→ EXERCISE BRIEF:
Check each line of the listing below for the string "follyflly", and copy the ones that have it.

*** Opening INFORMATION PROVIDED ***

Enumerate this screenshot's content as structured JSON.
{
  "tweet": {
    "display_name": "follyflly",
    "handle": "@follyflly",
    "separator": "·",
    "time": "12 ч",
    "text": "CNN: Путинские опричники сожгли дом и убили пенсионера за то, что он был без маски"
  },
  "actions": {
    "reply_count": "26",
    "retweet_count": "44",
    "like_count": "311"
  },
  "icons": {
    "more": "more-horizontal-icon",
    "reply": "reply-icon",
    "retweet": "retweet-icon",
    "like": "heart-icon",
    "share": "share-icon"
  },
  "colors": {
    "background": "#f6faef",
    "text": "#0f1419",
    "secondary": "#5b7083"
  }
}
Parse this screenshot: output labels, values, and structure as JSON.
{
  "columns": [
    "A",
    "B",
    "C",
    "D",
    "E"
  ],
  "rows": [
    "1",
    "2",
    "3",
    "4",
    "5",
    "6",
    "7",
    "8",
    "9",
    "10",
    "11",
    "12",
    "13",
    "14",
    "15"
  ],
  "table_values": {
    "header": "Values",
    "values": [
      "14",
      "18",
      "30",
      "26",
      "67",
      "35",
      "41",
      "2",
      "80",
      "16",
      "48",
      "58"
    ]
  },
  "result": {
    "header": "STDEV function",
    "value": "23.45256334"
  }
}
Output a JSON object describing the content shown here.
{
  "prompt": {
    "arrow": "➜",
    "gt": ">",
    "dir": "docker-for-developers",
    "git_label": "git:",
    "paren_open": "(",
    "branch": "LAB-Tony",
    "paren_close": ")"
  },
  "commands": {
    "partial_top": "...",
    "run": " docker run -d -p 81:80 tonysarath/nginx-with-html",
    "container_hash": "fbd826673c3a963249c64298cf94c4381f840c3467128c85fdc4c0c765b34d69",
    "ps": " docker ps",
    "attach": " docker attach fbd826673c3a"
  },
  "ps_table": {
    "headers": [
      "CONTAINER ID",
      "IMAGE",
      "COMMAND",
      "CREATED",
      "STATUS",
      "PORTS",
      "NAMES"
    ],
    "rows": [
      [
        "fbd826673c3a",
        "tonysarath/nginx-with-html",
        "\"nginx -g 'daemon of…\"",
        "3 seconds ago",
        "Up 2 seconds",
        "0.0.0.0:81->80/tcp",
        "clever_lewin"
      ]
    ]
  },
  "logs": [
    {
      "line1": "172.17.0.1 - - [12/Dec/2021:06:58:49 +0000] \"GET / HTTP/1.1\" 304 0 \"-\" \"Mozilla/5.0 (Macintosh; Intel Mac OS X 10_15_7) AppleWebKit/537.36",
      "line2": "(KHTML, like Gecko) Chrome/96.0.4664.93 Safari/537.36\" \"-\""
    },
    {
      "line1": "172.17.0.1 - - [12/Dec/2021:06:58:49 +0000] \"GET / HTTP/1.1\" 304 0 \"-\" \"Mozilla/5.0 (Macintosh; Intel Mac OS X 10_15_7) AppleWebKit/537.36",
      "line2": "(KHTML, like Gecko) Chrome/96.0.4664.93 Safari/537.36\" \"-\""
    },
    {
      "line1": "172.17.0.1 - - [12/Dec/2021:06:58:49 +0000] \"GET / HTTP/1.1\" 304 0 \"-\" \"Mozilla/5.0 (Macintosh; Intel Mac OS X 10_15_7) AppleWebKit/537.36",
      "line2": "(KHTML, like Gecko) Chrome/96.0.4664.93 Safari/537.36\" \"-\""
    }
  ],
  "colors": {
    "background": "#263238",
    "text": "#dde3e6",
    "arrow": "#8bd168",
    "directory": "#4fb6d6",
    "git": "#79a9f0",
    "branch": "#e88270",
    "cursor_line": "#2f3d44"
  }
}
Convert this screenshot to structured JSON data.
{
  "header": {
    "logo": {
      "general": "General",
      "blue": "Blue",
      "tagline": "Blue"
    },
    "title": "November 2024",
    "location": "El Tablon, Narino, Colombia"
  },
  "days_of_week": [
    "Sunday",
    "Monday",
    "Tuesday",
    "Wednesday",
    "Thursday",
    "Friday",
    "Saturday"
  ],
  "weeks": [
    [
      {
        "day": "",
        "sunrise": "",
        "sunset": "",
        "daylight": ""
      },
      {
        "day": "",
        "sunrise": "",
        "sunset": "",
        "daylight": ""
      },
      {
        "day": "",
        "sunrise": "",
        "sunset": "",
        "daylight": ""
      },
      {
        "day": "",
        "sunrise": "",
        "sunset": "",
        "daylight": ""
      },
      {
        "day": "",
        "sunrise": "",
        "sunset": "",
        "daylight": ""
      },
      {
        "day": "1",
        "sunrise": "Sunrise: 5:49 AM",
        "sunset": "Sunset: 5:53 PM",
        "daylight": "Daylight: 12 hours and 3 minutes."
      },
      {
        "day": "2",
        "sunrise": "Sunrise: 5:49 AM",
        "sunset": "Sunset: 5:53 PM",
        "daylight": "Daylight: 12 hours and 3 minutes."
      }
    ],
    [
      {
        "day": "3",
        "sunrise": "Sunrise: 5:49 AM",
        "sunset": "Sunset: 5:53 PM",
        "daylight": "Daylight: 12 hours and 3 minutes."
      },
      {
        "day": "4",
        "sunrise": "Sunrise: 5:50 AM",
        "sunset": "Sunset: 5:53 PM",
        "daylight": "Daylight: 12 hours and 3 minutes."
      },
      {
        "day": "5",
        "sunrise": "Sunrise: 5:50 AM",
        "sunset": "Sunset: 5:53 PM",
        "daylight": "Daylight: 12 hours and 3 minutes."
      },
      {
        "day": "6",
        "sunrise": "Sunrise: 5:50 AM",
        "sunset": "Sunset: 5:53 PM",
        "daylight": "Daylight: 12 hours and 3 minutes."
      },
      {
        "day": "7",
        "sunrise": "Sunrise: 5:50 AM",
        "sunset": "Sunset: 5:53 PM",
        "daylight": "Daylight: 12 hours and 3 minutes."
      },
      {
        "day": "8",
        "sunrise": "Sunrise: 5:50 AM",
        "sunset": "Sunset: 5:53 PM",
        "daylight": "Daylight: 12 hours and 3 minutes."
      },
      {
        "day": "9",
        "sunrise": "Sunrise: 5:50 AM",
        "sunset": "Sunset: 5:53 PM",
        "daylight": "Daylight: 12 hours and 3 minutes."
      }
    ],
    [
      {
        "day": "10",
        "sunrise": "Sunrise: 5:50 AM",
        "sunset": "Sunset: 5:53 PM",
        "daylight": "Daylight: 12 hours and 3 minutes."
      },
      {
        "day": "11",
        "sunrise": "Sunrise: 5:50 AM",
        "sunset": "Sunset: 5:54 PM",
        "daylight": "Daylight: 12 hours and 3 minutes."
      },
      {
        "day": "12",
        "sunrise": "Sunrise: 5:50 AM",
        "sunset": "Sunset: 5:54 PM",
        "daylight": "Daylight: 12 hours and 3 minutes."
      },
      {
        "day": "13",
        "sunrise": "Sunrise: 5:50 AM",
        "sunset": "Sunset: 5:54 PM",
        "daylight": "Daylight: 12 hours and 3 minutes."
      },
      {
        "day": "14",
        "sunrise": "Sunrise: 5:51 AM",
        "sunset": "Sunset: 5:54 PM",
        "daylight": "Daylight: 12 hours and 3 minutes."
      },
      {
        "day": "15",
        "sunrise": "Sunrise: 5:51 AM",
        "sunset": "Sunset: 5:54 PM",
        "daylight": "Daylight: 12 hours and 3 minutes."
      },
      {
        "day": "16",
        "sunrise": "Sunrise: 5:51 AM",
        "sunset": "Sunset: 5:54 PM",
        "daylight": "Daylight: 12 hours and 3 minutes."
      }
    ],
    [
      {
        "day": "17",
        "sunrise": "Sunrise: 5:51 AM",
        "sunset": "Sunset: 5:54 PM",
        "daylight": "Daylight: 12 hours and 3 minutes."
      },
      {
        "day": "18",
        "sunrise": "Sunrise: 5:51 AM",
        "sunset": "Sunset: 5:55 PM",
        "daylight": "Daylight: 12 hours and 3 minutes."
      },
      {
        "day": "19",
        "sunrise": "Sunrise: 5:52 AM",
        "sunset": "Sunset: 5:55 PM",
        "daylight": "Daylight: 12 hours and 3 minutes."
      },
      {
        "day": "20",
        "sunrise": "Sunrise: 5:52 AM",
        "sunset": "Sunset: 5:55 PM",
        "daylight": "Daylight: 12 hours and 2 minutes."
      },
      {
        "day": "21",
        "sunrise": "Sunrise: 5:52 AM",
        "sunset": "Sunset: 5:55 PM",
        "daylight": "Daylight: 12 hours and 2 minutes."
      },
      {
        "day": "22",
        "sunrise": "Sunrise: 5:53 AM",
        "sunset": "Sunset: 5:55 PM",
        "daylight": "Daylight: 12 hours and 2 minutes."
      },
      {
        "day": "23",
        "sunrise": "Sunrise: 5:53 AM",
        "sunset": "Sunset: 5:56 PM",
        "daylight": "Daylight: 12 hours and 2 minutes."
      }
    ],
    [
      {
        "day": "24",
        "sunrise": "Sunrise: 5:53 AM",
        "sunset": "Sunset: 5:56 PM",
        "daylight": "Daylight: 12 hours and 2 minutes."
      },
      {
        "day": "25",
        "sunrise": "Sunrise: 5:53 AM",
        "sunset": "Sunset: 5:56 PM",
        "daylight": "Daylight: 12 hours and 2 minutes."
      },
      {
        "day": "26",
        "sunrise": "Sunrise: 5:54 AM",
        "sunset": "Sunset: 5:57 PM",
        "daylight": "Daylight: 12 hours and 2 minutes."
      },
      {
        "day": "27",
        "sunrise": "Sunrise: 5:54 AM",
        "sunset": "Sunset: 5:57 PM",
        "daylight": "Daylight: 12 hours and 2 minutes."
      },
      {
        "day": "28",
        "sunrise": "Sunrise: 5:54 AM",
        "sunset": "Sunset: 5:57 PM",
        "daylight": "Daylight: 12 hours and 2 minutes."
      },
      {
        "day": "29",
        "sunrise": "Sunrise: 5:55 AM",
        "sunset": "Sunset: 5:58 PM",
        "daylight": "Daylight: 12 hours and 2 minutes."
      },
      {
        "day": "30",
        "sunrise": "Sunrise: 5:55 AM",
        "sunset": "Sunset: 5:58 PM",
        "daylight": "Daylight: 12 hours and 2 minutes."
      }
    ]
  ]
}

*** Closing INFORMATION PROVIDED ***

→ EXERCISE RESPONSE:
    "display_name": "follyflly",
    "handle": "@follyflly",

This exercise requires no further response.